Tax Depreciation Categories for Appliances
Eligible depreciation items, including appliances, fall into one of two categories as set out by the ATO in the 1997 ITAA.
Your quantity surveyor will work out which items go where when inspecting your investment property.
But generally speaking, appliances always go into the plant and equipment schedule.
Once complete, your depreciation report will be used by your accountant to save you as much tax as possible.
How much do appliances Depreciate each year?
The typcial residential applaiances such as ovens, cooktops and rangehoods depreciate by 8.33% per year in the Prime Cost schedule and as much as 16.66% per year in the Diminishing value schedule.
However, any of these appliacnes that cost less than $1,000 fully installed, can be claaimed at even higher depreciaiton each year. As much as 37.5% per year.
Depreciation schedule for appliances
Rental property appliance depreciation applies to any brand new appliances within your investment property.
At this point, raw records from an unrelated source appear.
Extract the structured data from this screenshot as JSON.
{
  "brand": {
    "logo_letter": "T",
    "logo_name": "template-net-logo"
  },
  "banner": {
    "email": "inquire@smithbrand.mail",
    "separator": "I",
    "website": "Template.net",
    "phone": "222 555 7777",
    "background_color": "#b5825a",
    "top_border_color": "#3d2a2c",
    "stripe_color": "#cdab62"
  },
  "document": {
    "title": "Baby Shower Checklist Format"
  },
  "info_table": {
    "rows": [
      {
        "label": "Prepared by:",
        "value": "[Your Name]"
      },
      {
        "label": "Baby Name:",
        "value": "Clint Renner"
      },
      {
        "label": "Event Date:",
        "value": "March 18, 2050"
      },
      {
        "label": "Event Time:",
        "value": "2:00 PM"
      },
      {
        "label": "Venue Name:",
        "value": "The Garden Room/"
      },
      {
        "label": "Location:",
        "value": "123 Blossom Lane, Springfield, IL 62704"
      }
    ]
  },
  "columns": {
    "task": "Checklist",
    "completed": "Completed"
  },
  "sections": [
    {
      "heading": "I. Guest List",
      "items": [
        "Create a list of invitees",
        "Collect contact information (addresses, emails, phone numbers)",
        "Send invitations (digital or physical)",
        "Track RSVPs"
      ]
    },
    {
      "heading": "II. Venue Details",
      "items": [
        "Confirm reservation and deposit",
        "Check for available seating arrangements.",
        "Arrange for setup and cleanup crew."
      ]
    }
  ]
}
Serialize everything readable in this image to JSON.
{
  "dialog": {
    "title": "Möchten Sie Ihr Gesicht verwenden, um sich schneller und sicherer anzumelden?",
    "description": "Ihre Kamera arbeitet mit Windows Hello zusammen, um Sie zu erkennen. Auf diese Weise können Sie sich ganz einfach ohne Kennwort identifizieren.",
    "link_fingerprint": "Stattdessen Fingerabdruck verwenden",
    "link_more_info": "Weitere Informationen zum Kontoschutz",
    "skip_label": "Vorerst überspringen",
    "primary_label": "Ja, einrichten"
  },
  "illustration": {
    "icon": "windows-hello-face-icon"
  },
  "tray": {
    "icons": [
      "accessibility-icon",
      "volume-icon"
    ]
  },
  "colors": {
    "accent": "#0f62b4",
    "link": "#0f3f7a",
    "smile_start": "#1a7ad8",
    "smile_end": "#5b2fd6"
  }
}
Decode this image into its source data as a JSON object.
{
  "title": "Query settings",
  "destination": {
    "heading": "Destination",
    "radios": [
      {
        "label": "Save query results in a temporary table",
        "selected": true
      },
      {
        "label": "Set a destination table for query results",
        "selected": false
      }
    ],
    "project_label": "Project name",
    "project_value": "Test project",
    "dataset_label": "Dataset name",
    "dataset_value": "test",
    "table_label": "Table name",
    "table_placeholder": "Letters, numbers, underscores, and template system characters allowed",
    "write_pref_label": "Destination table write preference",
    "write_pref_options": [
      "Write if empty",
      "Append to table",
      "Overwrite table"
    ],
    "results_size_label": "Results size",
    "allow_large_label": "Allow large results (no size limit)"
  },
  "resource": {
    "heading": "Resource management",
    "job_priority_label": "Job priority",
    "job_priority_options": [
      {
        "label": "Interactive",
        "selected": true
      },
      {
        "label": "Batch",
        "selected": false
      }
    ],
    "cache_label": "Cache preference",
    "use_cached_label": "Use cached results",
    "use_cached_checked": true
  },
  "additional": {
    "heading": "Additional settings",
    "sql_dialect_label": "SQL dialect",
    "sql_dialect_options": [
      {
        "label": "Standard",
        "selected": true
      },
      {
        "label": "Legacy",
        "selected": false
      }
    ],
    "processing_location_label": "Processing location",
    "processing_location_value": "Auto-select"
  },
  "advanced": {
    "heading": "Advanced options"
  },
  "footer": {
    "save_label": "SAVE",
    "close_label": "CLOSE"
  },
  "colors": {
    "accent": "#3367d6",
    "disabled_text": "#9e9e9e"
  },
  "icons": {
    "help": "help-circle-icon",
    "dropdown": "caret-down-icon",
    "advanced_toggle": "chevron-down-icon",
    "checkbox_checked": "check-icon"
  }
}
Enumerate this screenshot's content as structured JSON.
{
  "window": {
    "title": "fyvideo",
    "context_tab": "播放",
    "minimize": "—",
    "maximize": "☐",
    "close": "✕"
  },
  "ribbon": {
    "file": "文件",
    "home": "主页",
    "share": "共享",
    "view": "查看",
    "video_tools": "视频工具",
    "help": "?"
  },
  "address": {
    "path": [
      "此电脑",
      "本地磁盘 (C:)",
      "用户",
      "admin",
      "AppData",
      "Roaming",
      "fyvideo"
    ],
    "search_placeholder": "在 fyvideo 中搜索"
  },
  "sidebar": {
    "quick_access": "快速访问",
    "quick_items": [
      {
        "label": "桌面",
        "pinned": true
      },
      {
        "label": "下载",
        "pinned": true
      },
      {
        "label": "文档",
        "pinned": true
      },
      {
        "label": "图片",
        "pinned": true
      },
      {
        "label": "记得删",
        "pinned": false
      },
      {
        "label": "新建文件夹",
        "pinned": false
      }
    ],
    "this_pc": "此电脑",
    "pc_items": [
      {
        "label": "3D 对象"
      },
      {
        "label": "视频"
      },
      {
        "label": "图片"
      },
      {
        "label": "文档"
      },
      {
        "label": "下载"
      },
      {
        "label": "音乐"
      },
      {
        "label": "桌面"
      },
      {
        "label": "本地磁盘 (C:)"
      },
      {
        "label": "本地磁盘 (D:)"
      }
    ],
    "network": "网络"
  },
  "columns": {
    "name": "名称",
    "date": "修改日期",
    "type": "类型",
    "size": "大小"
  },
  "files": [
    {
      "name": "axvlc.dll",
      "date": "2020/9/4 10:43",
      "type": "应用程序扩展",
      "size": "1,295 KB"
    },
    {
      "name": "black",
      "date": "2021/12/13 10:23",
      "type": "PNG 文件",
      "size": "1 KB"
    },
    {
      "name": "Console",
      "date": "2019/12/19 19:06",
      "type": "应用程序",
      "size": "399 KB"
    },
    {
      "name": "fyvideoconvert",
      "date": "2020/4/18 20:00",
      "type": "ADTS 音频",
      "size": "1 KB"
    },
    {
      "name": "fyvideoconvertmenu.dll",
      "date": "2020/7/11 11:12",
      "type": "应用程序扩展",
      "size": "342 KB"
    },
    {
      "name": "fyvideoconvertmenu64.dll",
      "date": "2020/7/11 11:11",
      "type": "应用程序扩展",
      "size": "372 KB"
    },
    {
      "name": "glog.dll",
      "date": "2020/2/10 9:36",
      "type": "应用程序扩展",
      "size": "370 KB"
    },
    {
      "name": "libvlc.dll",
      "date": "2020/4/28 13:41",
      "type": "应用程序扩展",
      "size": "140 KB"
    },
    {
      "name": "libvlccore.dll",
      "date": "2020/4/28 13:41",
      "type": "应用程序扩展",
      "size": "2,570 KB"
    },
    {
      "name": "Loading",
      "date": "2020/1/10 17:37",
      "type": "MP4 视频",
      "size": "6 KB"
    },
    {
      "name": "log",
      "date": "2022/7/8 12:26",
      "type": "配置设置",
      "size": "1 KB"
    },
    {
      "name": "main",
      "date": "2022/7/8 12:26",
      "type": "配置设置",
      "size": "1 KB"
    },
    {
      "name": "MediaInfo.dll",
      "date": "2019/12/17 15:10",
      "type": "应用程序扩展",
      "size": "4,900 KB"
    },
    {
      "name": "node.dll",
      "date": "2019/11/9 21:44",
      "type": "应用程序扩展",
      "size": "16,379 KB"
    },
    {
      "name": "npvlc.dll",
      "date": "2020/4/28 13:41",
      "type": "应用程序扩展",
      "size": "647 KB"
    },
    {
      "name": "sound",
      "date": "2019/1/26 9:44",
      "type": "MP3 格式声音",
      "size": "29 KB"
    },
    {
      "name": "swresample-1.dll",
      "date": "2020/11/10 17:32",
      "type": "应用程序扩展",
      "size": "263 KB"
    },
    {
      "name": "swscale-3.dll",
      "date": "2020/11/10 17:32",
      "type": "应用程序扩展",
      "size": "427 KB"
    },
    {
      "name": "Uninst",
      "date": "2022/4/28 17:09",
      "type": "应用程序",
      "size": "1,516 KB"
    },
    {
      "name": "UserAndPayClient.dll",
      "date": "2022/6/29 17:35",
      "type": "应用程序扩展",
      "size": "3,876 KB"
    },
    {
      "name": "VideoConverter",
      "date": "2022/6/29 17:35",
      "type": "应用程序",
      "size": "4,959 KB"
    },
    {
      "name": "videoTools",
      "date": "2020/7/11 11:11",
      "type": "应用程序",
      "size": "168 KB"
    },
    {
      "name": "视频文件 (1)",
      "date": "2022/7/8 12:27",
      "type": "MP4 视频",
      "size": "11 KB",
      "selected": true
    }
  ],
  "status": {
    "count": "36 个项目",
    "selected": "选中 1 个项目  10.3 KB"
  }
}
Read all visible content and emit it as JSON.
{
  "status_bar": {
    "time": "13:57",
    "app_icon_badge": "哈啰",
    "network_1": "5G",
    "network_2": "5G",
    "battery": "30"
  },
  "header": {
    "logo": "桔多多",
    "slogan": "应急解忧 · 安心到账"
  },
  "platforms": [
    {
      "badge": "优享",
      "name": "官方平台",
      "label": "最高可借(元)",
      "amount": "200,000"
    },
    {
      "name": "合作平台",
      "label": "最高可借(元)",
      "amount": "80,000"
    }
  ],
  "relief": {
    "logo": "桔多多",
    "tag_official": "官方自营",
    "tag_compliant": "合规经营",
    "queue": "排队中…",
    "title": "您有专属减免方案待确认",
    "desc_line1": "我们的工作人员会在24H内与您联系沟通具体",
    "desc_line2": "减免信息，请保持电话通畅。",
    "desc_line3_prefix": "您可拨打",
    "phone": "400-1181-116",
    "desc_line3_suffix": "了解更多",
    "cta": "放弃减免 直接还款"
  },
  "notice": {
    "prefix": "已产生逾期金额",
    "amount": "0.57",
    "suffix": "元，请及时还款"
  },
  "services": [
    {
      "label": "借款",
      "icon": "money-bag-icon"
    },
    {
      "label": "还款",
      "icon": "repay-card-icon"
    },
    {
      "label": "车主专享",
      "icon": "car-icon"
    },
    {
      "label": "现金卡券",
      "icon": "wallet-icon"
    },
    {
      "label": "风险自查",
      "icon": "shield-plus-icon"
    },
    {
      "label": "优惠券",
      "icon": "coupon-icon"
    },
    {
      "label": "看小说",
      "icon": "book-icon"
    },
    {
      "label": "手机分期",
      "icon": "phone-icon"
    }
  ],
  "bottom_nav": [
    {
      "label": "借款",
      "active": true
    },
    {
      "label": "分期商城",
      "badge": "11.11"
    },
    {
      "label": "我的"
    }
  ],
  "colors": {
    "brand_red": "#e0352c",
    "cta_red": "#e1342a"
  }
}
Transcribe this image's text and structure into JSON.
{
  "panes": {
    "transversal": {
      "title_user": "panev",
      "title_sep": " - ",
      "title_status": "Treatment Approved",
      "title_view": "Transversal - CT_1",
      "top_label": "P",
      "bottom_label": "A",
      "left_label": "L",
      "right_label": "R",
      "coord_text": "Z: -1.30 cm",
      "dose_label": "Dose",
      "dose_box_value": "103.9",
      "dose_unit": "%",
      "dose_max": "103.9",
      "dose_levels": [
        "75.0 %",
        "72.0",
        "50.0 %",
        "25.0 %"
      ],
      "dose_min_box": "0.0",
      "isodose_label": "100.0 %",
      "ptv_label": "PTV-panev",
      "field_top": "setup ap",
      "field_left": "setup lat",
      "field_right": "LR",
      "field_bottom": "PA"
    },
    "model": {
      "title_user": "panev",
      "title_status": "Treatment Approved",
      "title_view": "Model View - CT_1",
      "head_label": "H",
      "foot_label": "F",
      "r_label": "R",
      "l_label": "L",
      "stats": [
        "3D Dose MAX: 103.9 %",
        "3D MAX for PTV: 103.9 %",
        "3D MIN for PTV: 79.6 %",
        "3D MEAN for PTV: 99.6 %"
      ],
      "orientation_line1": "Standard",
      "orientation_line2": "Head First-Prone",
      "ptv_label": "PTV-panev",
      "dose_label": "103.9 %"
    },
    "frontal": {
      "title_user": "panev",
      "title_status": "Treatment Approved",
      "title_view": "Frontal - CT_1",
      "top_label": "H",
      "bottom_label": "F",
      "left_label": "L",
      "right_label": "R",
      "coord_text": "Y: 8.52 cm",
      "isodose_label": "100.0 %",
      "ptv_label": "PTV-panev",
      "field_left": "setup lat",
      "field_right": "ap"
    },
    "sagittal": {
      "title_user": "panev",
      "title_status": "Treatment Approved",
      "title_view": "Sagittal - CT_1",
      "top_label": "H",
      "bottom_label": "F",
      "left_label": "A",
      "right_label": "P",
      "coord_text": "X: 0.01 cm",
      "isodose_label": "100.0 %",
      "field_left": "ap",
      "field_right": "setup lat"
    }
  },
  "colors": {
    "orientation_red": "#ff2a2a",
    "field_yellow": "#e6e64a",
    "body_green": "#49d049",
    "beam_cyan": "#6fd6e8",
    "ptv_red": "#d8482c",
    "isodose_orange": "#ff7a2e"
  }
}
If you built a brand new rental property – and have not used the property for personal use – you can claim depreciation on virtually everything including:
Rental property refrigerator depreciation
Refrigerators depreciate at 10% pa in the Prime Cost schedule or double that (20%pa) in the Diminishing value schedule.
Bar fridges and some smaller refrigerators may cost less than $1,000. In this case, they go into the Low Vale Pool schedule and depreciate at 18.75% pa in the first financial year then 37.5% pa each year thereafter.
Rental property dishwasher depreciation
Dishwashers also depreciate at 10% pa in the Prime cost schedule or 20% pa if your accountant uses the Diminishing value method schedule.
Also; dishwashers that cost equal-to-or-less-than $1,000 fully installed can be claimed at a much higher rate in the low value pooling category.
Rental property oven depreciation
The effecitve life of an oven is 12 years. This is determined by the Australian Taxation Office
Ovens costing more than $1,000 depreciate over a longer period of time to dishwashers. Instead of 20% pa, they depreciate at 16.66%
That’s because the ATO says an oven lasts longer than a dishwasher.
I personally don’t agree, but they are the rules we have to follow as quantity surveyors.
other appliances for depreciation
Additional items also claimable in your depreciation report include…
- Microwave Ovens
- Coffee Makers (built-in)
- Convection Ovens
- Steamer Ovens
- Rangehood Exhausts
- Cooktop Hobs
Should you buy expensive appliances for your investment property?
Generally not. It’s unlikely you’ll generate any more rental income – or better quality tenants – if you pay the extra money for upmarket appliances.
In saying that… some upmarket locations have an expectation that the appliances and general fitout of a property will be in keeping with what the upmarket rental market is expecting.
Suburbs such as New Farm, Bulimba and Paddington tend to attract tenants with high expectations for the quality of appliances when renting. Partially because their weekly rent payments are so high.
Appliance depreciation is the same regardless of quality.
If a $3,000 oven does the same job as a $1,200 oven – why buy the more expensive option?
Afterall, they’ll both depreciate at the same 16.66% pa.
Further to this
If a $900 oven is as good as a $1,500 oven – I’d personally install the $900 oven as you get faster depreciation. 18.75% in the first year and 37.5% each year thereafter.
That’s much better than 16.66% every year.
A lot of people don’t even use their ovens anymore. That means it’s almost purley aesthetic.
You’d be better off buying another Air Conditioning unit for your tenants than a fancy oven.
Rental property furniture depreciation
Sometimes, appliances are categorised as Rental property furnishings in depreciation scheduels. However, this is confusing and furnishing should really be limited to loose furntuire typically seen in holiday let and air bnb style properties.
Another is commercial rental buildings which often include office furnishings or customer use furniture.
You can read more about claiming furniture and fixtures in my other articles.
Have any Questions?
Simply get in touch with me and I’ll personally address any questions you have.
If you found this helpful, you may also find some of my other articles beneficial too. And to see some real life examples of what our clients have been receiving in tax depreciation deductions, check out our Client Portfolio page. But it’s usually best to start at the beginning by visiting our home page